## TASK PROMPT
Print all the data, keeping every line exactly as it is.

## INFORMATION SUPPLIED
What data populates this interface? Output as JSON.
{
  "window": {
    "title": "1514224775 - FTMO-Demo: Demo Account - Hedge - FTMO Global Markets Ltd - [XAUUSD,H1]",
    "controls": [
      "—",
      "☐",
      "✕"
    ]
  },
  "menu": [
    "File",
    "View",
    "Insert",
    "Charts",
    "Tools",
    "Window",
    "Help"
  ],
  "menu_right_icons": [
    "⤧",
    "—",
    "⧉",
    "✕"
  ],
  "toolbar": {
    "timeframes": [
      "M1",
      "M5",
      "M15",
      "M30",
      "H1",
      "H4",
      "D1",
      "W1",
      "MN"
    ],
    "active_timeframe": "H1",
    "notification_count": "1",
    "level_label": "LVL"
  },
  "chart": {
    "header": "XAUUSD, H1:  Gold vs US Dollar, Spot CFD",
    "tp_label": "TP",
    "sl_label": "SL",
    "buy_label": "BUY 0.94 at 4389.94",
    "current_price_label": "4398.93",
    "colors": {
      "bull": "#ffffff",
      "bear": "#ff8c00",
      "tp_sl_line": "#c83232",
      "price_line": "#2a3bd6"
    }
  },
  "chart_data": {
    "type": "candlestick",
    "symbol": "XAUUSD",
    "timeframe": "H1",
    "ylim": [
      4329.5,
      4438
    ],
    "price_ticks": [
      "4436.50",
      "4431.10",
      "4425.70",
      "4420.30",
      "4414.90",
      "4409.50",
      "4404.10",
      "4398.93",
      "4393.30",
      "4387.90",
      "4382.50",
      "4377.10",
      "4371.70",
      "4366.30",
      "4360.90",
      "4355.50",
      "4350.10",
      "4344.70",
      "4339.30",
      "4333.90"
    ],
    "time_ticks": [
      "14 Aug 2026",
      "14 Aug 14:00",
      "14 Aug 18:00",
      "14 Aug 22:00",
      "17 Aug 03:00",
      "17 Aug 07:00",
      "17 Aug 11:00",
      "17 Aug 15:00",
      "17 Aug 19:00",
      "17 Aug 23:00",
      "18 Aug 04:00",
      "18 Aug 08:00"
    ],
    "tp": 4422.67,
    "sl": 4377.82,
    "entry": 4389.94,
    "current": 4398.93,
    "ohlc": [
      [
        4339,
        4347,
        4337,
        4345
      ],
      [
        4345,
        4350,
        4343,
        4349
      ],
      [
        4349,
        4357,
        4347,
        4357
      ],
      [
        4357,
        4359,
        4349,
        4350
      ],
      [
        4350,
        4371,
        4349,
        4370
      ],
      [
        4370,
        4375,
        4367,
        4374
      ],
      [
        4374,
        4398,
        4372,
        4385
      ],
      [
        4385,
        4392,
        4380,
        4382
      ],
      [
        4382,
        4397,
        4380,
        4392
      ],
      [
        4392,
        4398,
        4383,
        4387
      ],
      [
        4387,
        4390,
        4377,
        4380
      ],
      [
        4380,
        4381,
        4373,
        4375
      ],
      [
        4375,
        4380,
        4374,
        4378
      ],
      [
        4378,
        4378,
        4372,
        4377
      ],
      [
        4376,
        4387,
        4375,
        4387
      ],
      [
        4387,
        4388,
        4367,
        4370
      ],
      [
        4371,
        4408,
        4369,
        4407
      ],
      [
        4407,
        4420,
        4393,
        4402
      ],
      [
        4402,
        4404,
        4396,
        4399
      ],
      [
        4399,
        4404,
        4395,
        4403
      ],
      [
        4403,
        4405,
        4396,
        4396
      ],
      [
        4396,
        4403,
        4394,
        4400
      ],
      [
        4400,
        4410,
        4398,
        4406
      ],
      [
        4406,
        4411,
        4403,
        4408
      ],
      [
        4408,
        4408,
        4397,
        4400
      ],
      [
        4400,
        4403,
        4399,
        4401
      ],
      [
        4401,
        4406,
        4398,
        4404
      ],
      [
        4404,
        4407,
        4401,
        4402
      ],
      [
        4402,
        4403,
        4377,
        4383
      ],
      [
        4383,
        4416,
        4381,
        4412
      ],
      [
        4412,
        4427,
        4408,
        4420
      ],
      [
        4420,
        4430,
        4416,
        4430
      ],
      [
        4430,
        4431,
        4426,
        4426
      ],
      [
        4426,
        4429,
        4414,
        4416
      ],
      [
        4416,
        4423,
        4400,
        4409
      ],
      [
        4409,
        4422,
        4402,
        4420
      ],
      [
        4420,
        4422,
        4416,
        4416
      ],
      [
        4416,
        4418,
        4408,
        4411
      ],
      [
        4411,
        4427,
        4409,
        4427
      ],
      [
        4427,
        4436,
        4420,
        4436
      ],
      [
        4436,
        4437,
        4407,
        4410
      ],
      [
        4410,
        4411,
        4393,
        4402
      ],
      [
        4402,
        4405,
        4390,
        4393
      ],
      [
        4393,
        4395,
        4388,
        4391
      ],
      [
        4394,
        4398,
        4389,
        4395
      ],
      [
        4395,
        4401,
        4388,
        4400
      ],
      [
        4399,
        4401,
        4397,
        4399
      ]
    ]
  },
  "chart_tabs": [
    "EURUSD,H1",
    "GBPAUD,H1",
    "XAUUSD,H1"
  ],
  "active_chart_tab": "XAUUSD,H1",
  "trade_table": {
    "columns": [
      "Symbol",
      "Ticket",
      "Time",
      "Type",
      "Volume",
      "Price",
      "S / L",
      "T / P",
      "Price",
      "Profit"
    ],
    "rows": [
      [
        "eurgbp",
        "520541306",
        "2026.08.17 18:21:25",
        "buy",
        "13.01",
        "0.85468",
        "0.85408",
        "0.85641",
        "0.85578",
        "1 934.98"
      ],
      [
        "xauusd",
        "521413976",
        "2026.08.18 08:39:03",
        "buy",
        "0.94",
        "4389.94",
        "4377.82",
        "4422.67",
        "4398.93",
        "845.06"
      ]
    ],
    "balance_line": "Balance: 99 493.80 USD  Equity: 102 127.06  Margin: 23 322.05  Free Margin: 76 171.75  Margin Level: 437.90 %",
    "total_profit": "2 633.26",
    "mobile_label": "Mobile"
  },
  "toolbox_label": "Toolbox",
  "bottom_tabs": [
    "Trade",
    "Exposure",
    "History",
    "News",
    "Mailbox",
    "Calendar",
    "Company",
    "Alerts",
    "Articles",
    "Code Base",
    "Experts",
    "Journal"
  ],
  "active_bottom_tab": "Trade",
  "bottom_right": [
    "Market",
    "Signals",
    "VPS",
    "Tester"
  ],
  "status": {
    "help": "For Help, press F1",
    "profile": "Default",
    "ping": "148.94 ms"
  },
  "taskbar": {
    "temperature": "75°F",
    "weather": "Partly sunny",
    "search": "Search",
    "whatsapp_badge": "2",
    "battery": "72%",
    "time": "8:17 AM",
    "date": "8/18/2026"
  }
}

## REPLY TO THE EXERCISE
What data populates this interface? Output as JSON.
{
  "window": {
    "title": "1514224775 - FTMO-Demo: Demo Account - Hedge - FTMO Global Markets Ltd - [XAUUSD,H1]",
    "controls": [
      "—",
      "☐",
      "✕"
    ]
  },
  "menu": [
    "File",
    "View",
    "Insert",
    "Charts",
    "Tools",
    "Window",
    "Help"
  ],
  "menu_right_icons": [
    "⤧",
    "—",
    "⧉",
    "✕"
  ],
  "toolbar": {
    "timeframes": [
      "M1",
      "M5",
      "M15",
      "M30",
      "H1",
      "H4",
      "D1",
      "W1",
      "MN"
    ],
    "active_timeframe": "H1",
    "notification_count": "1",
    "level_label": "LVL"
  },
  "chart": {
    "header": "XAUUSD, H1:  Gold vs US Dollar, Spot CFD",
    "tp_label": "TP",
    "sl_label": "SL",
    "buy_label": "BUY 0.94 at 4389.94",
    "current_price_label": "4398.93",
    "colors": {
      "bull": "#ffffff",
      "bear": "#ff8c00",
      "tp_sl_line": "#c83232",
      "price_line": "#2a3bd6"
    }
  },
  "chart_data": {
    "type": "candlestick",
    "symbol": "XAUUSD",
    "timeframe": "H1",
    "ylim": [
      4329.5,
      4438
    ],
    "price_ticks": [
      "4436.50",
      "4431.10",
      "4425.70",
      "4420.30",
      "4414.90",
      "4409.50",
      "4404.10",
      "4398.93",
      "4393.30",
      "4387.90",
      "4382.50",
      "4377.10",
      "4371.70",
      "4366.30",
      "4360.90",
      "4355.50",
      "4350.10",
      "4344.70",
      "4339.30",
      "4333.90"
    ],
    "time_ticks": [
      "14 Aug 2026",
      "14 Aug 14:00",
      "14 Aug 18:00",
      "14 Aug 22:00",
      "17 Aug 03:00",
      "17 Aug 07:00",
      "17 Aug 11:00",
      "17 Aug 15:00",
      "17 Aug 19:00",
      "17 Aug 23:00",
      "18 Aug 04:00",
      "18 Aug 08:00"
    ],
    "tp": 4422.67,
    "sl": 4377.82,
    "entry": 4389.94,
    "current": 4398.93,
    "ohlc": [
      [
        4339,
        4347,
        4337,
        4345
      ],
      [
        4345,
        4350,
        4343,
        4349
      ],
      [
        4349,
        4357,
        4347,
        4357
      ],
      [
        4357,
        4359,
        4349,
        4350
      ],
      [
        4350,
        4371,
        4349,
        4370
      ],
      [
        4370,
        4375,
        4367,
        4374
      ],
      [
        4374,
        4398,
        4372,
        4385
      ],
      [
        4385,
        4392,
        4380,
        4382
      ],
      [
        4382,
        4397,
        4380,
        4392
      ],
      [
        4392,
        4398,
        4383,
        4387
      ],
      [
        4387,
        4390,
        4377,
        4380
      ],
      [
        4380,
        4381,
        4373,
        4375
      ],
      [
        4375,
        4380,
        4374,
        4378
      ],
      [
        4378,
        4378,
        4372,
        4377
      ],
      [
        4376,
        4387,
        4375,
        4387
      ],
      [
        4387,
        4388,
        4367,
        4370
      ],
      [
        4371,
        4408,
        4369,
        4407
      ],
      [
        4407,
        4420,
        4393,
        4402
      ],
      [
        4402,
        4404,
        4396,
        4399
      ],
      [
        4399,
        4404,
        4395,
        4403
      ],
      [
        4403,
        4405,
        4396,
        4396
      ],
      [
        4396,
        4403,
        4394,
        4400
      ],
      [
        4400,
        4410,
        4398,
        4406
      ],
      [
        4406,
        4411,
        4403,
        4408
      ],
      [
        4408,
        4408,
        4397,
        4400
      ],
      [
        4400,
        4403,
        4399,
        4401
      ],
      [
        4401,
        4406,
        4398,
        4404
      ],
      [
        4404,
        4407,
        4401,
        4402
      ],
      [
        4402,
        4403,
        4377,
        4383
      ],
      [
        4383,
        4416,
        4381,
        4412
      ],
      [
        4412,
        4427,
        4408,
        4420
      ],
      [
        4420,
        4430,
        4416,
        4430
      ],
      [
        4430,
        4431,
        4426,
        4426
      ],
      [
        4426,
        4429,
        4414,
        4416
      ],
      [
        4416,
        4423,
        4400,
        4409
      ],
      [
        4409,
        4422,
        4402,
        4420
      ],
      [
        4420,
        4422,
        4416,
        4416
      ],
      [
        4416,
        4418,
        4408,
        4411
      ],
      [
        4411,
        4427,
        4409,
        4427
      ],
      [
        4427,
        4436,
        4420,
        4436
      ],
      [
        4436,
        4437,
        4407,
        4410
      ],
      [
        4410,
        4411,
        4393,
        4402
      ],
      [
        4402,
        4405,
        4390,
        4393
      ],
      [
        4393,
        4395,
        4388,
        4391
      ],
      [
        4394,
        4398,
        4389,
        4395
      ],
      [
        4395,
        4401,
        4388,
        4400
      ],
      [
        4399,
        4401,
        4397,
        4399
      ]
    ]
  },
  "chart_tabs": [
    "EURUSD,H1",
    "GBPAUD,H1",
    "XAUUSD,H1"
  ],
  "active_chart_tab": "XAUUSD,H1",
  "trade_table": {
    "columns": [
      "Symbol",
      "Ticket",
      "Time",
      "Type",
      "Volume",
      "Price",
      "S / L",
      "T / P",
      "Price",
      "Profit"
    ],
    "rows": [
      [
        "eurgbp",
        "520541306",
        "2026.08.17 18:21:25",
        "buy",
        "13.01",
        "0.85468",
        "0.85408",
        "0.85641",
        "0.85578",
        "1 934.98"
      ],
      [
        "xauusd",
        "521413976",
        "2026.08.18 08:39:03",
        "buy",
        "0.94",
        "4389.94",
        "4377.82",
        "4422.67",
        "4398.93",
        "845.06"
      ]
    ],
    "balance_line": "Balance: 99 493.80 USD  Equity: 102 127.06  Margin: 23 322.05  Free Margin: 76 171.75  Margin Level: 437.90 %",
    "total_profit": "2 633.26",
    "mobile_label": "Mobile"
  },
  "toolbox_label": "Toolbox",
  "bottom_tabs": [
    "Trade",
    "Exposure",
    "History",
    "News",
    "Mailbox",
    "Calendar",
    "Company",
    "Alerts",
    "Articles",
    "Code Base",
    "Experts",
    "Journal"
  ],
  "active_bottom_tab": "Trade",
  "bottom_right": [
    "Market",
    "Signals",
    "VPS",
    "Tester"
  ],
  "status": {
    "help": "For Help, press F1",
    "profile": "Default",
    "ping": "148.94 ms"
  },
  "taskbar": {
    "temperature": "75°F",
    "weather": "Partly sunny",
    "search": "Search",
    "whatsapp_badge": "2",
    "battery": "72%",
    "time": "8:17 AM",
    "date": "8/18/2026"
  }
}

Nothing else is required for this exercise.